“Being a quarterback is like being a point guard. Whether it’s handing the ball off, throwing a quick pass or throwing it over the top, you have to be the guy who gets the ball where it needs to go,” McGregor said. “He’s settled into himself a little bit, and he’s been good.”
Central Cambria started the season 1-3 with losses to defending district champions Bedford, Chestnut Ridge and Central but has won two of its past three games.
“We had a storm to weather to start the year with four tough teams to start,” McGregor said. “Every game in the LHAC is tough, but playing those four teams, we knew we would find out about ourselves. I said if we could be a mature team and take what we learned from those games, whether they were wins or losses, they could maybe set us up for a good run at the end of the year and hopefully for playoffs.”
BG also suffered a setback to Ridge last week.
“We had two first-and-goals inside the 5 and got zero points,” Wheeler said. “There were definitely some things in that game that could have changed the result.”
The Marauders will start working on that against the Red Devils.
“We’re focusing on the red zone and making sure we get points,” Wheeler said. “We want to be able to run the ball and throw when we need to. We’ve been happy with a lot of that the last five weeks, but we want to make sure we’re finishing drives.”

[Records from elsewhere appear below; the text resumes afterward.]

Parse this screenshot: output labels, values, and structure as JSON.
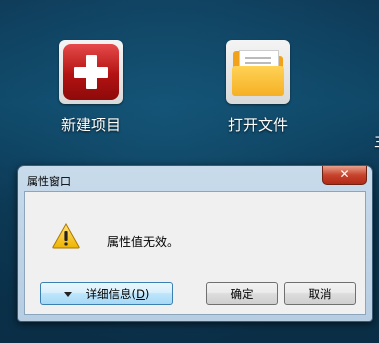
{
  "desktop": {
    "icons": [
      {
        "label": "新建项目",
        "icon": "red-plus-icon"
      },
      {
        "label": "打开文件",
        "icon": "folder-icon"
      }
    ],
    "partial_right_char": "主"
  },
  "dialog": {
    "title": "属性窗口",
    "close_label": "✕",
    "message": "属性值无效。",
    "icon": "warning-icon",
    "details_label": "详细信息(",
    "details_access_key": "D",
    "details_label_end": ")",
    "ok_label": "确定",
    "cancel_label": "取消"
  }
}
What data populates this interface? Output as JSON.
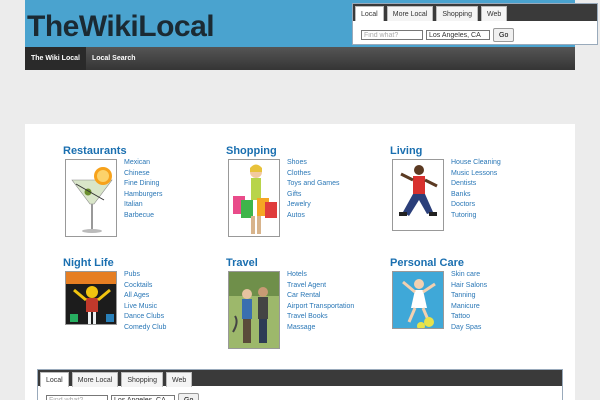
{
  "header": {
    "logo": "TheWikiLocal"
  },
  "search": {
    "tabs": [
      "Local",
      "More Local",
      "Shopping",
      "Web"
    ],
    "what_placeholder": "Find what?",
    "where_value": "Los Angeles, CA",
    "go_label": "Go"
  },
  "nav": {
    "items": [
      "The Wiki Local",
      "Local Search"
    ]
  },
  "categories": [
    {
      "title": "Restaurants",
      "links": [
        "Mexican",
        "Chinese",
        "Fine Dining",
        "Hamburgers",
        "Italian",
        "Barbecue"
      ]
    },
    {
      "title": "Shopping",
      "links": [
        "Shoes",
        "Clothes",
        "Toys and Games",
        "Gifts",
        "Jewelry",
        "Autos"
      ]
    },
    {
      "title": "Living",
      "links": [
        "House Cleaning",
        "Music Lessons",
        "Dentists",
        "Banks",
        "Doctors",
        "Tutoring"
      ]
    },
    {
      "title": "Night Life",
      "links": [
        "Pubs",
        "Cocktails",
        "All Ages",
        "Live Music",
        "Dance Clubs",
        "Comedy Club"
      ]
    },
    {
      "title": "Travel",
      "links": [
        "Hotels",
        "Travel Agent",
        "Car Rental",
        "Airport Transportation",
        "Travel Books",
        "Massage"
      ]
    },
    {
      "title": "Personal Care",
      "links": [
        "Skin care",
        "Hair Salons",
        "Tanning",
        "Manicure",
        "Tattoo",
        "Day Spas"
      ]
    }
  ],
  "bottom_search": {
    "tabs": [
      "Local",
      "More Local",
      "Shopping",
      "Web"
    ],
    "what_placeholder": "Find what?",
    "where_value": "Los Angeles, CA",
    "go_label": "Go"
  }
}
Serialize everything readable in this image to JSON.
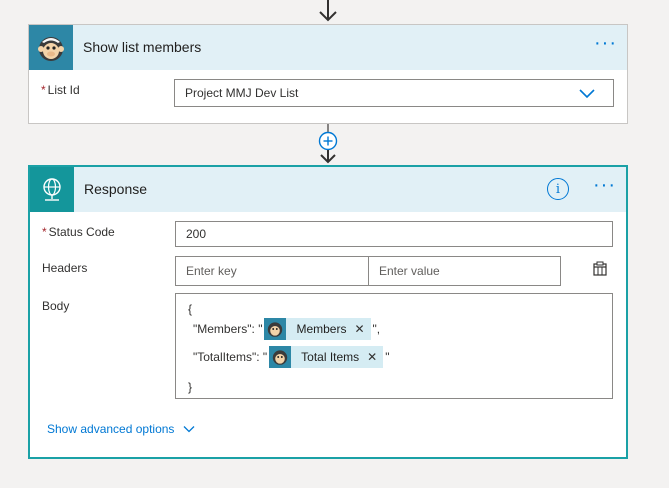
{
  "mailchimp_card": {
    "title": "Show list members",
    "more_label": "···",
    "list_id": {
      "label": "List Id",
      "required_mark": "*",
      "value": "Project MMJ Dev List"
    }
  },
  "response_card": {
    "title": "Response",
    "info_label": "i",
    "more_label": "···",
    "status_code": {
      "label": "Status Code",
      "required_mark": "*",
      "value": "200"
    },
    "headers": {
      "label": "Headers",
      "key_placeholder": "Enter key",
      "value_placeholder": "Enter value"
    },
    "body": {
      "label": "Body",
      "open_brace": "{",
      "close_brace": "}",
      "members_key": "\"Members\": \"",
      "members_token": "Members",
      "members_suffix": "\",",
      "total_key": "\"TotalItems\": \"",
      "total_token": "Total Items",
      "total_suffix": "\""
    },
    "advanced_label": "Show advanced options"
  },
  "colors": {
    "accent": "#0078d4",
    "response_border": "#1aa1a6",
    "header_bg": "#e1f0f6",
    "mailchimp_icon_bg": "#2d87a6",
    "response_icon_bg": "#14969b"
  },
  "icons": {
    "mailchimp": "mailchimp-monkey-icon",
    "response": "globe-request-icon",
    "add_step": "plus-circle-icon",
    "dropdown": "chevron-down-icon",
    "header_mode": "switch-text-mode-icon"
  }
}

QB finding groove
A major part of Altoona’s success a season ago was Marcus Day’s development as a leader and decision maker in coach Vince Nedimyer Jr.’s offense.
With seven games under his belt as the Mountain Lions starter, Aidan Steinbugl is starting so show signs he can follow in Day’s footsteps.

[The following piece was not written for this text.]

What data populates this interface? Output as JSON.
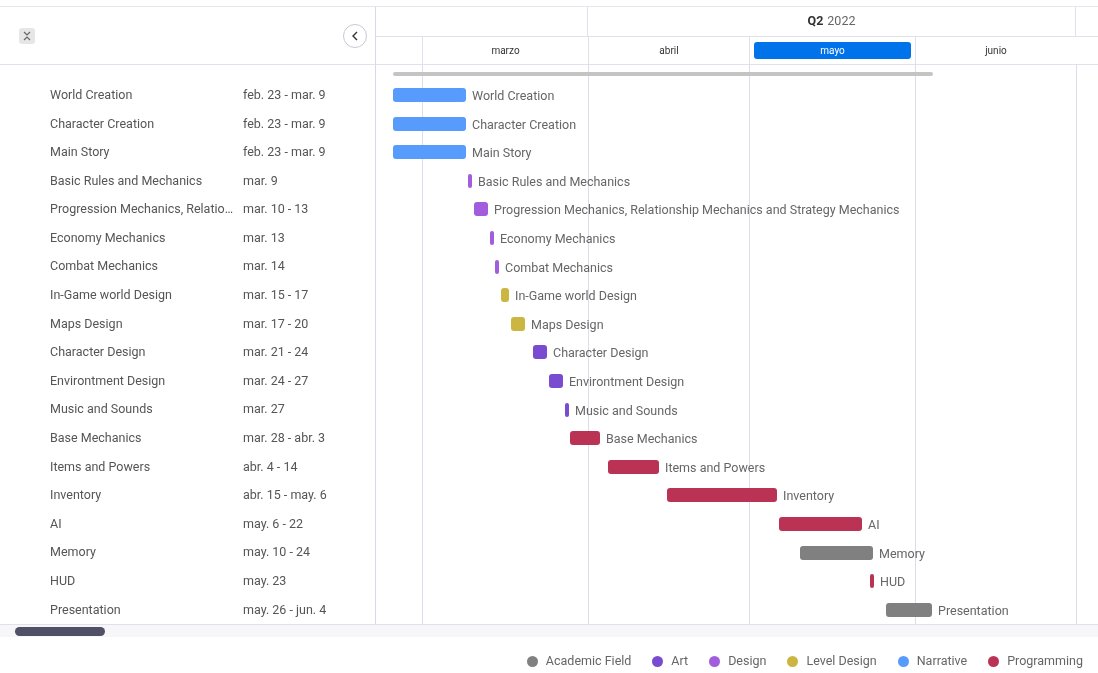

“He’s doing a nice job of remaining even-keel no matter how bad or good things are going during the game,” Nedimyer said. “He’s an emotional kid. You can see it on the field. He’s into it, and he’s bought into what we’re doing. He’s doing a nice job for us, and I’m proud of him.”
Altoona showed a lot of maturity after losing three straight games and facing another long bus ride last Friday by starting hot in a victory over Chambersburg.
“Obviously, I loved the way we started the game,” Nedimyer said. “Our first two drives were a total of 27 plays and almost 80 yards total, and Sean Bettwy had a pick-6, so we couldn’t have really started any better than what we did. I was proud of that on the road, coming off the bus and playing how we did.”
This week, the Mountain Lions will try and hand Central Dauphin its first Mid-Penn Conference loss at Mansion Park on Friday night.
“They are tough, pretty disciplined and there’s not a real big secret to what they want to do,” Nedimyer said. “Offensively, they want to control the line of scrimmage, and defensively they are physical and get a lot of people to the football. The same things we see year in and year out with them. Their coaches do a good job getting them ready, and they are hard-nosed kids.”
Hollidaysburg fell to 2-4 with an ugly 44-0 loss to McDowell last week, but the Golden Tigers are not overly concerned.
“We had some growing mistakes that if you make them against a real good team, it really gets exemplified,” Hollidaysburg coach Homer DeLattre said. “We just need to find our mistakes out, correct them and move forward.”
Hollidaysburg’s schedule lightens up somewhat compared to McDowell down the stretch, but DeLattre said his team won’t be taking West Mifflin lightly when the Tigers travel near Pittsburgh to take on the Titans Friday.
“West Mifflin is pretty good,” DeLattre said. “They are 1-6, but they do have a win over a 5-2 team in Elizabeth Forward, which is one of the better 3A WPIAL teams. They have a really good schedule that’s really comparable to ours. They play a lot of the top teams in the WPIAL’s 4A classification. They are as good as some of the teams we’ve played the last couple weeks. They have size, speed, strength, multiple 300-pound players and a lot of athletes. Hopefully, we can limit our mistakes, get back on track and be competitive and give ourselves a chance to win the game in the fourth quarter.”